The Gadgets These 4 Startup Founders Are Hoping To Find In Their Xmas Stockings
This festive season, we peeked into the stockings of 4 innovative startup founders to find out!
Javier Marti has worked at institutions like the European Space Agency, the National Ecological Observatory Network and the European Southern Observatory. He is now the CEO of divirod Inc., a startup building the world’s most comprehensive data lake to map, manage and predict water risks. Given his big data expertise, we asked him for ways to think more rigorously about a subject that’s often deployed as a buzzword. In response, he devised five questions to help you think more clearly about the data you have, what you’re using it for, and how to make it more accessible.
‘Big data’ shouldn’t be confused with huge amounts of data being smashed into some sort of model to reach a certain outcome. Make sure you’re smart about using data. If you’re using great data for entirely the wrong purpose, then don’t expect excellent results. For example, if I take the results of a survey conducted in Europe to reach conclusions about the US market, those conclusions are going to be completely wrong.
By “competitive”, I mean — how many people have used them before? New datasets are very valuable, but difficult to find. If you look into this sector, where do we get data from? Especially when making observations like Divirod does about water, most of the time, data comes from a few select sources: largely, governments. Most of the time, the government doesn’t have the infrastructure to develop more datasets than the ones they already offer. So if you’re one of the very few companies in the world actually increasing the amount of data available worldwide, you already have a huge competitive edge. Then look at what you’re offering people: if you’re not replicating the data that’s already out there, if it’s new data which offers new insights, that’s immensely valuable.
Big data isn’t just about quantity, but quality. Not all data is good, and if you use bad data, expect bad results. By bad data, I’m talking about figures where you don’t know the source of the data; you’re not sure how the data was collected, so you’re in the dark as to the quality of data. So make sure you check: how was the data collected? Who collected it? Can you verify any small part of it to ensure it’s trustworthy? Is it up to date? The more effort can be deployed into improving data quality, the more valuable the outcomes become.
Assuming you already have a data-based product, what are the barriers to accessing your own data? Do you need to crawl the data, consult a database, take the time to understand what you’re reading or is the data being provided to you in a way that you can consume it very easily? The more easily you present data to users, the easier it is to use. Look at NASA – they have lots and lots of data. But it’s difficult to actually use that data — you need to study data management and engineering before you can actually access it.

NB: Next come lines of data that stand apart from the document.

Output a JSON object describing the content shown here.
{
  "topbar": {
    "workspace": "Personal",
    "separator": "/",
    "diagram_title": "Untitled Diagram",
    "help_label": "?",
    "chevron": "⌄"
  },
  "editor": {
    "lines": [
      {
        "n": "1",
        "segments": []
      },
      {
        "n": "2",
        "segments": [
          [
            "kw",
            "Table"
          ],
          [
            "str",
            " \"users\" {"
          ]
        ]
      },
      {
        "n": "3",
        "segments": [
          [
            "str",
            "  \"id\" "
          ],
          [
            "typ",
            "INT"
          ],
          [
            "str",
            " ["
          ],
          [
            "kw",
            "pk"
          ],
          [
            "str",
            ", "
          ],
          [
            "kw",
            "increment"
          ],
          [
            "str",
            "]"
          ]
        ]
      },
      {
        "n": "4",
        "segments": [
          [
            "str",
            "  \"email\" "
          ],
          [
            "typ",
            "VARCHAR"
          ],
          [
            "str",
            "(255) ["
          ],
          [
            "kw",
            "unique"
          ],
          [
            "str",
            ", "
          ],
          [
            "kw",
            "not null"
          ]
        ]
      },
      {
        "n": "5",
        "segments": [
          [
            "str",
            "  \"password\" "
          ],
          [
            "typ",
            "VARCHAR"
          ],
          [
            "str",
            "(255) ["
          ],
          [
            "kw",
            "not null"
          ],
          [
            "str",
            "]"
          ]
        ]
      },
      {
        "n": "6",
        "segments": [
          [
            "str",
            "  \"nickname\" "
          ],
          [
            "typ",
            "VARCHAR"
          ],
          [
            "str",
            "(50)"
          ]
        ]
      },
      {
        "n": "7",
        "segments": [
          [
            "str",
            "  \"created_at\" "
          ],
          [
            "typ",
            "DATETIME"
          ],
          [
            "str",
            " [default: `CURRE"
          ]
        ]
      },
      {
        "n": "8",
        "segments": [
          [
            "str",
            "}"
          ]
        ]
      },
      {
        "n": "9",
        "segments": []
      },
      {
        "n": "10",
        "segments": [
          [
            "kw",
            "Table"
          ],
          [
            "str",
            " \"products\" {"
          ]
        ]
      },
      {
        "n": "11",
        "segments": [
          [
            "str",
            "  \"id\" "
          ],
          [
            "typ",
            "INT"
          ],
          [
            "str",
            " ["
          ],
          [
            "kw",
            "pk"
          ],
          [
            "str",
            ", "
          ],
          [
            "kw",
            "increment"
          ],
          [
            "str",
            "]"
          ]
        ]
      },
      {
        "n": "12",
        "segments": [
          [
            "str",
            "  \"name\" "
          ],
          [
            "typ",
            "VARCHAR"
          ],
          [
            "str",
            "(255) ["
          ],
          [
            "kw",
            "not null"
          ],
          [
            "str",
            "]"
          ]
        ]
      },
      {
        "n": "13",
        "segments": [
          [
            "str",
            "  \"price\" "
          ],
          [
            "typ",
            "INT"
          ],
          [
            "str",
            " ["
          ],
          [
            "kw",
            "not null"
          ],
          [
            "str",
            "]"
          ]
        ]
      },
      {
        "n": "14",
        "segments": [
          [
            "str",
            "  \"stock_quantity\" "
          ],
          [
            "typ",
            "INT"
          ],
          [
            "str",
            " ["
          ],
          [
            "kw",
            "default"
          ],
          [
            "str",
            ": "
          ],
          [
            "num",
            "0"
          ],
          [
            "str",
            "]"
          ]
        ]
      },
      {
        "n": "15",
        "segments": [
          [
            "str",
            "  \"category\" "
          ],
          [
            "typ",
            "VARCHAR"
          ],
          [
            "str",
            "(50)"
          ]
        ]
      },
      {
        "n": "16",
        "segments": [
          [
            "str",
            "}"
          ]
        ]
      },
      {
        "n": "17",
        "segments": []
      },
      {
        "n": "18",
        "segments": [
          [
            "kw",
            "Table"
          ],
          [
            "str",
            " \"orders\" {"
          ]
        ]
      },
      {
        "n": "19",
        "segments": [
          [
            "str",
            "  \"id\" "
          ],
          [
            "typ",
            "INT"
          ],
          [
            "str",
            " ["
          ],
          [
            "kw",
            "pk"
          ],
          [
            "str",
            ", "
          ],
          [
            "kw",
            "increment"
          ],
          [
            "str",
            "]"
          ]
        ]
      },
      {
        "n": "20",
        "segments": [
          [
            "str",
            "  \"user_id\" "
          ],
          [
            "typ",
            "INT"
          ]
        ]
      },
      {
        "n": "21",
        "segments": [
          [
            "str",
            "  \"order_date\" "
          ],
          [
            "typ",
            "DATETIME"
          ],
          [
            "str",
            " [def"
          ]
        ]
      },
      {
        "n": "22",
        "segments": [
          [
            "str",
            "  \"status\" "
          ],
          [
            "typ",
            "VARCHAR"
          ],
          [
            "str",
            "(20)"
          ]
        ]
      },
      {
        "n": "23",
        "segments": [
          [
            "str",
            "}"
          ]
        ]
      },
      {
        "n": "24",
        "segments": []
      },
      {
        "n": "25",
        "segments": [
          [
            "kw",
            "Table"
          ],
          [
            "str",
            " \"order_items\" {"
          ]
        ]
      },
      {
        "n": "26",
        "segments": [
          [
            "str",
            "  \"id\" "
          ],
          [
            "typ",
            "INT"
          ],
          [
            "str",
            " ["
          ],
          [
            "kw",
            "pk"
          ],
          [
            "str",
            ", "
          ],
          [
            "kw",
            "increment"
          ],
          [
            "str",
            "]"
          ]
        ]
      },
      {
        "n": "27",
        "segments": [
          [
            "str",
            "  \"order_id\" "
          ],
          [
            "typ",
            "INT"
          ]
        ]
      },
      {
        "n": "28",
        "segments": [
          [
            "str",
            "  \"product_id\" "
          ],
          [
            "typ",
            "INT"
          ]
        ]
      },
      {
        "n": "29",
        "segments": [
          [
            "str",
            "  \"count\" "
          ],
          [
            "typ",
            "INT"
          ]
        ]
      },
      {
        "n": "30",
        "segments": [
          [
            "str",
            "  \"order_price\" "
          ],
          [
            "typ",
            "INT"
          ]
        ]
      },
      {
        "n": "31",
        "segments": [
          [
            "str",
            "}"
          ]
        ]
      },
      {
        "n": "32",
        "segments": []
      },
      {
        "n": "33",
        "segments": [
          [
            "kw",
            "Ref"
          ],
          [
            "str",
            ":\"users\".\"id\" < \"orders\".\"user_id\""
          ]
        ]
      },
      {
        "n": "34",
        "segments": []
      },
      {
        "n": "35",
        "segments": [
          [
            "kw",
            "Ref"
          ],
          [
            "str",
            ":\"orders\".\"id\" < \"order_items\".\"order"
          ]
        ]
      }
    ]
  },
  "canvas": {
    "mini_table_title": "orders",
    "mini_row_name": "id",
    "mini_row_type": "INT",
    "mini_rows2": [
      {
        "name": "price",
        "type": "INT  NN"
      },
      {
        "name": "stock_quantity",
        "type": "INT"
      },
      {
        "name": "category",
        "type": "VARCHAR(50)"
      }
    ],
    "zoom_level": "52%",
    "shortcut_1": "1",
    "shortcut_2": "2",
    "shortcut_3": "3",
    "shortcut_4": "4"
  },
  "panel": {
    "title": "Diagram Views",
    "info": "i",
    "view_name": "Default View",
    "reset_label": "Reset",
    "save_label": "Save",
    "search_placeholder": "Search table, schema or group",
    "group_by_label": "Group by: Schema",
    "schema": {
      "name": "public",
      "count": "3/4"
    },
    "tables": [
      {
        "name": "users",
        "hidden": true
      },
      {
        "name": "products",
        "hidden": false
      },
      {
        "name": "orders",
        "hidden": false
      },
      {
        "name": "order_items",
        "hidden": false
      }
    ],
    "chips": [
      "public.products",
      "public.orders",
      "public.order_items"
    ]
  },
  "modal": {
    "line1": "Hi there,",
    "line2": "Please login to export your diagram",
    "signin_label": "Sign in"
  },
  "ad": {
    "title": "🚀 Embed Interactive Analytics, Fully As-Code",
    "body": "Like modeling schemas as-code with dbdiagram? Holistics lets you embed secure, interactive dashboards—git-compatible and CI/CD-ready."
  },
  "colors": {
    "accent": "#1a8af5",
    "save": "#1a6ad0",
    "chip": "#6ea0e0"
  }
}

On a related topic, visualization is a key component of working with big data. It has to be used carefully, since it influences people to think in a certain way. So if I put in big capital letters that you have one foot of water at your door and it’s in red and flashing, that creates a sense of urgency. Imagine the same message, but it’s visualized without flashing or red font, and it’s shown in a picture of a bucket. This will give you the sense it’s not harmful to you. If you’re interested in this topic, I’d really recommend reading Edward Tufte’s The Visual Display of Quantative Information.